“We need to educate society about sustainability and AI in general. That’s what we’re trying to do – promote the ethical AI community. One challenge is finding the right, non-techie, language. If clients, investors and partners cannot understand your language, you will not connect.”
When it comes to working in tech for good, all three people I spoke to welcome the chance to connect with those who benefit directly from their work, as well as others with similar motivation.
Carolina explains the benefits of this: “What I really enjoy is having the opportunity to work with great people. It makes life easier because every day I’m working on something that will help others. All of us are working together to make this a better world.”
Mitchell continues: “You get to a point in your life where you think that there’s not much else you can learn and, all of a sudden, you're thrust into this new industry. Learning from really inspirational people has probably been the most rewarding part of the job to date. They're really amazing people who go into this for the same reason - to deliver really positive outcomes for patients and society.”
For Lise, it’s about closing the gap between the company and its customers: “High up on the list is getting feedback from users and hearing how we’ve made a difference. We enjoy those wins we have as a team when things go well.”
As well as feeling good about rave reviews, Lise benefits from this feedback she gets: “Collaboration with users is important. We try to have a continuous dialogue with people about their situation, but we need people you can trust to be brutally honest. This matters in tech for good because you’re developing something that works clinically, but it has no benefit if people don’t use it.”
All three people I spoke to are at companies that were named in the Top 100 of the Super Connect for Good 2022 competition. This initiative, formed by Hays and Empact Ventures, aims to reward the start-ups making positive societal change worldwide. It also connects these companies with one another, enabling them to work together for greater impact. Why is forming partnerships and connections so important in tech for good?
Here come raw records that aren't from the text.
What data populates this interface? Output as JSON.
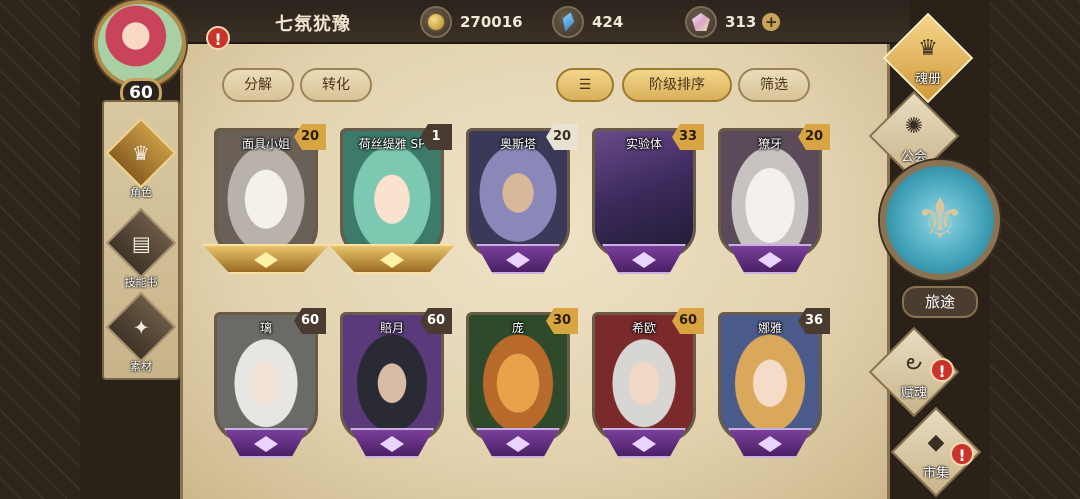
{
  "player": {
    "name": "七氛犹豫",
    "level": "60"
  },
  "currencies": {
    "gold": "270016",
    "gems": "424",
    "crystals": "313",
    "plus": "+"
  },
  "tabs": {
    "decompose": "分解",
    "convert": "转化",
    "sort_rank": "阶级排序",
    "filter": "筛选"
  },
  "left_nav": [
    {
      "label": "角色",
      "icon": "character-icon"
    },
    {
      "label": "技能书",
      "icon": "skillbook-icon"
    },
    {
      "label": "素材",
      "icon": "material-icon"
    }
  ],
  "right_nav": {
    "soul_book": "魂册",
    "guild": "公会",
    "journey": "旅途",
    "fu_soul": "赋魂",
    "market": "市集"
  },
  "cards": [
    {
      "name": "面具小姐",
      "level": "20",
      "rarity": "gold"
    },
    {
      "name": "荷丝缇雅 SP",
      "level": "1",
      "rarity": "gold"
    },
    {
      "name": "奥斯塔",
      "level": "20",
      "rarity": "purple"
    },
    {
      "name": "实验体",
      "level": "33",
      "rarity": "purple"
    },
    {
      "name": "獠牙",
      "level": "20",
      "rarity": "purple"
    },
    {
      "name": "璃",
      "level": "60",
      "rarity": "purple"
    },
    {
      "name": "賠月",
      "level": "60",
      "rarity": "purple"
    },
    {
      "name": "庞",
      "level": "30",
      "rarity": "purple"
    },
    {
      "name": "希欧",
      "level": "60",
      "rarity": "purple"
    },
    {
      "name": "娜雅",
      "level": "36",
      "rarity": "purple"
    }
  ],
  "alert_mark": "!"
}
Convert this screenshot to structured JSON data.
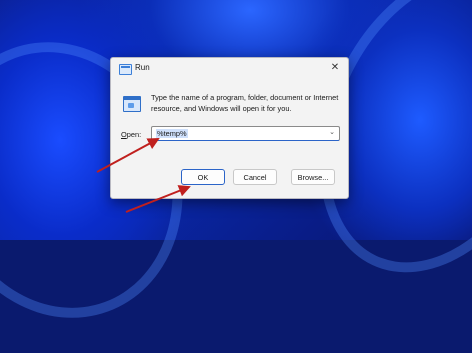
{
  "dialog": {
    "title": "Run",
    "close_glyph": "✕",
    "description": "Type the name of a program, folder, document or Internet resource, and Windows will open it for you.",
    "open_label_underlined": "O",
    "open_label_rest": "pen:",
    "open_value": "%temp%",
    "combo_arrow": "⌄",
    "buttons": {
      "ok": "OK",
      "cancel": "Cancel",
      "browse": "Browse..."
    }
  },
  "colors": {
    "annotation_arrow": "#c0201e",
    "accent": "#2b64c8",
    "wallpaper": "#0a2ab0"
  },
  "icons": {
    "run_title_icon": "run-window-icon",
    "run_big_icon": "run-app-icon",
    "close": "close-icon"
  }
}
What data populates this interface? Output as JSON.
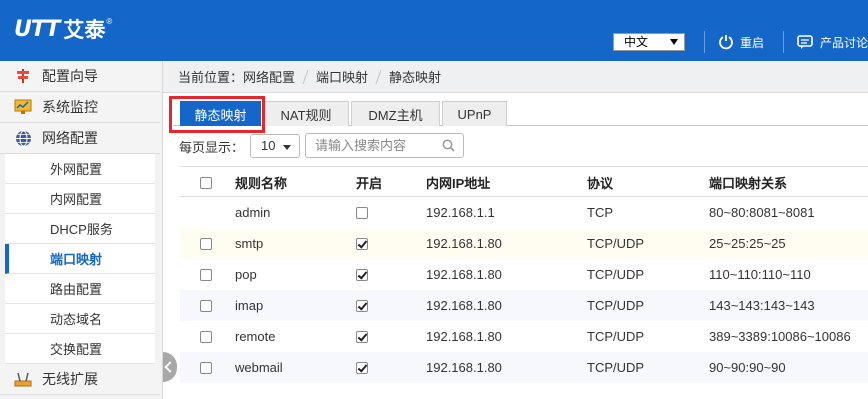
{
  "header": {
    "logo_mark": "UTT",
    "logo_text": "艾泰",
    "logo_reg": "®",
    "language": "中文",
    "restart_label": "重启",
    "forum_label": "产品讨论"
  },
  "sidebar": {
    "items": [
      {
        "label": "配置向导",
        "icon": "wizard-icon"
      },
      {
        "label": "系统监控",
        "icon": "monitor-icon"
      },
      {
        "label": "网络配置",
        "icon": "globe-icon"
      }
    ],
    "network_sub": [
      {
        "label": "外网配置"
      },
      {
        "label": "内网配置"
      },
      {
        "label": "DHCP服务"
      },
      {
        "label": "端口映射"
      },
      {
        "label": "路由配置"
      },
      {
        "label": "动态域名"
      },
      {
        "label": "交换配置"
      }
    ],
    "wireless": {
      "label": "无线扩展",
      "icon": "wireless-icon"
    }
  },
  "breadcrumb": {
    "prefix": "当前位置：",
    "items": [
      "网络配置",
      "端口映射",
      "静态映射"
    ]
  },
  "tabs": [
    {
      "label": "静态映射"
    },
    {
      "label": "NAT规则"
    },
    {
      "label": "DMZ主机"
    },
    {
      "label": "UPnP"
    }
  ],
  "toolbar": {
    "per_page_label": "每页显示：",
    "per_page_value": "10",
    "search_placeholder": "请输入搜索内容"
  },
  "table": {
    "headers": [
      "规则名称",
      "开启",
      "内网IP地址",
      "协议",
      "端口映射关系"
    ],
    "rows": [
      {
        "name": "admin",
        "enabled": false,
        "ip": "192.168.1.1",
        "protocol": "TCP",
        "mapping": "80~80:8081~8081"
      },
      {
        "name": "smtp",
        "enabled": true,
        "ip": "192.168.1.80",
        "protocol": "TCP/UDP",
        "mapping": "25~25:25~25"
      },
      {
        "name": "pop",
        "enabled": true,
        "ip": "192.168.1.80",
        "protocol": "TCP/UDP",
        "mapping": "110~110:110~110"
      },
      {
        "name": "imap",
        "enabled": true,
        "ip": "192.168.1.80",
        "protocol": "TCP/UDP",
        "mapping": "143~143:143~143"
      },
      {
        "name": "remote",
        "enabled": true,
        "ip": "192.168.1.80",
        "protocol": "TCP/UDP",
        "mapping": "389~3389:10086~10086"
      },
      {
        "name": "webmail",
        "enabled": true,
        "ip": "192.168.1.80",
        "protocol": "TCP/UDP",
        "mapping": "90~90:90~90"
      }
    ]
  },
  "colors": {
    "brand_blue": "#1466c9",
    "highlight_red": "#e8242c"
  }
}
Mitchell’s outlook is surprising, but very refreshing: “Start-ups can suffer from being a little bit too closed off. You can understand why they do it - they think somebody's going to steal their idea. However, if you're focused on delivering better patient outcomes and somebody does steal your idea, then your mission will be complete, even if it's not you who's completing it.”
“If you want to go fast, go alone. If you want to go far, go together!”, says Carolina, “I know it sounds cheesy, but it’s true.”
As Mitchell explained earlier, he enjoys seeing the fruits of his labour: “It's not always going to be easy. So it depends on how highly delivering social positive social change rank within your criteria for joining a company. If it's not there, then don't go for it. Leave those jobs available for the people who do care.
“You get to try your hand at lots of different things and, yes, sometimes you're working long hours, but it's also incredibly rewarding. Getting in early and really influencing the direction and ultimate impact of the organisation is incredibly thrilling.”
Lise’s advice is to find the right fit: “It’s important that you feel aligned with the company’s mission and that it motivates you. If you’re passionate about the mission, you’ll be really happy.”
Carolina gives a final call to arms: “Go for it! We need more people accounting for a better world and a better future!”
Global Head of Hays Technology
James Milligan is the Global Head of Hays Technology, having joined in 2000. In his role, he is responsible for the strategic development of Hays' technology businesses globally.